- From: David Malcolm <dmalcolm at redhat dot com>
- To: esr at thyrsus dot com
- Cc: Joseph Myers <joseph at codesourcery dot com>, gcc at gcc dot gnu dot org
- Date: Tue, 01 Sep 2015 20:32:38 -0400
- Subject: Re: Acceptance criteria for the git conversion
- Authentication-results: sourceware.org; auth=none
- References: <20150901105414 dot GA30270 at thyrsus dot com> <alpine dot DEB dot 2 dot 10 dot 1509011245480 dot 11400 at digraph dot polyomino dot org dot uk> <20150901153036 dot GA1223 at thyrsus dot com>
On Tue, 2015-09-01 at 11:30 -0400, Eric S. Raymond wrote:
> Joseph Myers <firstname.lastname@example.org>:
> > With 227369 revisions I don't think adding git-style summary lines is
> > really practical without some very reliable automation to match commits to
> > corresponding gcc-patches messages (whose Subject: headers would be the
> > natural choice for such summary lines)....
> In this case you may be right.

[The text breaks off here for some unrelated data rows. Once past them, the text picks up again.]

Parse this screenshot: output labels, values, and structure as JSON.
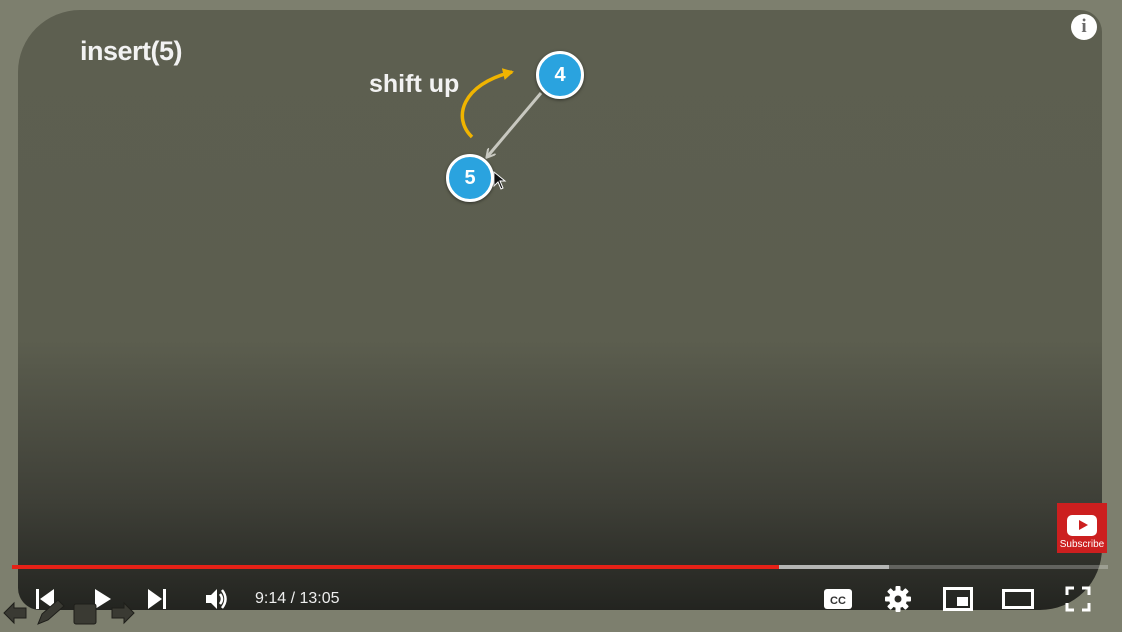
{
  "video": {
    "slide": {
      "title": "insert(5)",
      "annotation": "shift up",
      "nodes": [
        {
          "value": "4"
        },
        {
          "value": "5"
        }
      ],
      "colors": {
        "node": "#2aa3df",
        "arrow": "#f0b400",
        "edge": "#c8c8c0"
      }
    },
    "info_icon": "info-icon",
    "subscribe_label": "Subscribe"
  },
  "player": {
    "progress": {
      "played_fraction": 0.7,
      "buffered_fraction": 0.8
    },
    "time": "9:14 / 13:05",
    "icons": [
      "previous-icon",
      "play-icon",
      "next-icon",
      "volume-icon",
      "closed-captions-icon",
      "settings-icon",
      "miniplayer-icon",
      "theater-mode-icon",
      "fullscreen-icon"
    ],
    "cc_label": "CC",
    "accent": "#e62117"
  }
}
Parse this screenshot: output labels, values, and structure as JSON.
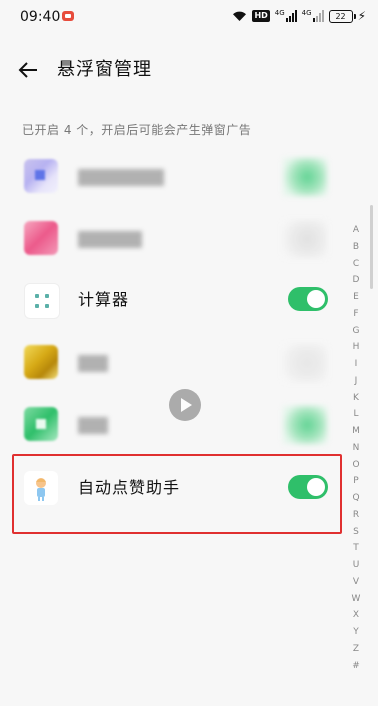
{
  "status_bar": {
    "time": "09:40",
    "hd_label": "HD",
    "signal1_label": "4G",
    "signal2_label": "4G",
    "battery": "22"
  },
  "header": {
    "title": "悬浮窗管理"
  },
  "section_label": "已开启 4 个，开启后可能会产生弹窗广告",
  "apps": [
    {
      "name": "",
      "enabled": true,
      "blurred": true
    },
    {
      "name": "",
      "enabled": true,
      "blurred": true
    },
    {
      "name": "计算器",
      "enabled": true,
      "blurred": false
    },
    {
      "name": "",
      "enabled": false,
      "blurred": true
    },
    {
      "name": "",
      "enabled": true,
      "blurred": true
    },
    {
      "name": "自动点赞助手",
      "enabled": true,
      "blurred": false
    }
  ],
  "alphabet_index": [
    "A",
    "B",
    "C",
    "D",
    "E",
    "F",
    "G",
    "H",
    "I",
    "J",
    "K",
    "L",
    "M",
    "N",
    "O",
    "P",
    "Q",
    "R",
    "S",
    "T",
    "U",
    "V",
    "W",
    "X",
    "Y",
    "Z",
    "#"
  ],
  "colors": {
    "toggle_on": "#2fbf6a",
    "highlight_border": "#e03030"
  }
}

Select =L tells me there are 101139
> commits wanting that sort of adjustment, which I think is at least
> 2.5x the bulk I've ever had to deal with before.
> Still, if anyone else is brave enough to write a script that will munch
> through gcc-patches producing committer/date/subject-line triples, I'll
> give it a try.
I don't think committer/date/subject-line triples are adequate: the
dates are unlikely to match up, for one thing.
I think such a solution would need to somehow locate and match patches
I was feeling brave, so I had a go at writing a scraper; see:
for what I have so far (tested with Python 2.7).
This can scrape the gcc-patches archives and locate mails containing
patches, extracting the patches (some of them anyway...). The idea
would be to stuff the patches into some kind of big data store, and
somehow them try to locate them (perhaps within a rough date "window").
Does this seem like a viable approach?
Caution: this script performs numerous URL GETs on gcc.gnu.org;
it caches everything, but the first time you run it, the cache
will be cold. (So please be careful!)
> About scale: The largest repository I've dealt with before this was
> NetBSD, with a working set of 18GB, vs 45GB for this one. The way reposurgeon's
> internal representations work, working set is dominated by comment text. So
> the GCC repo has about 2.5x the comment bulk of NetBSD.